In the entries that follow, say how many lines contain the string "close". Give no other words.

• [Interface dataset entries]:
============================================================
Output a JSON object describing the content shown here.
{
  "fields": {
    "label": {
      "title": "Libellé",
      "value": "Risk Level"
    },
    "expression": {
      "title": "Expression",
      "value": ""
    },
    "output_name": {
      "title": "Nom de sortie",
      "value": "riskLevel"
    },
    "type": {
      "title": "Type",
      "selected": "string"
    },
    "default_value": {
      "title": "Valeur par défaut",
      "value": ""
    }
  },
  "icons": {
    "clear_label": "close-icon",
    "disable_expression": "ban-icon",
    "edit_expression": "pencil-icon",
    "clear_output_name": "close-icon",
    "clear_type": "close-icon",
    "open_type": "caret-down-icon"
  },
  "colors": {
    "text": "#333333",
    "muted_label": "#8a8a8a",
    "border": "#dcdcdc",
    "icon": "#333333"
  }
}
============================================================
• [Response to the task]:
3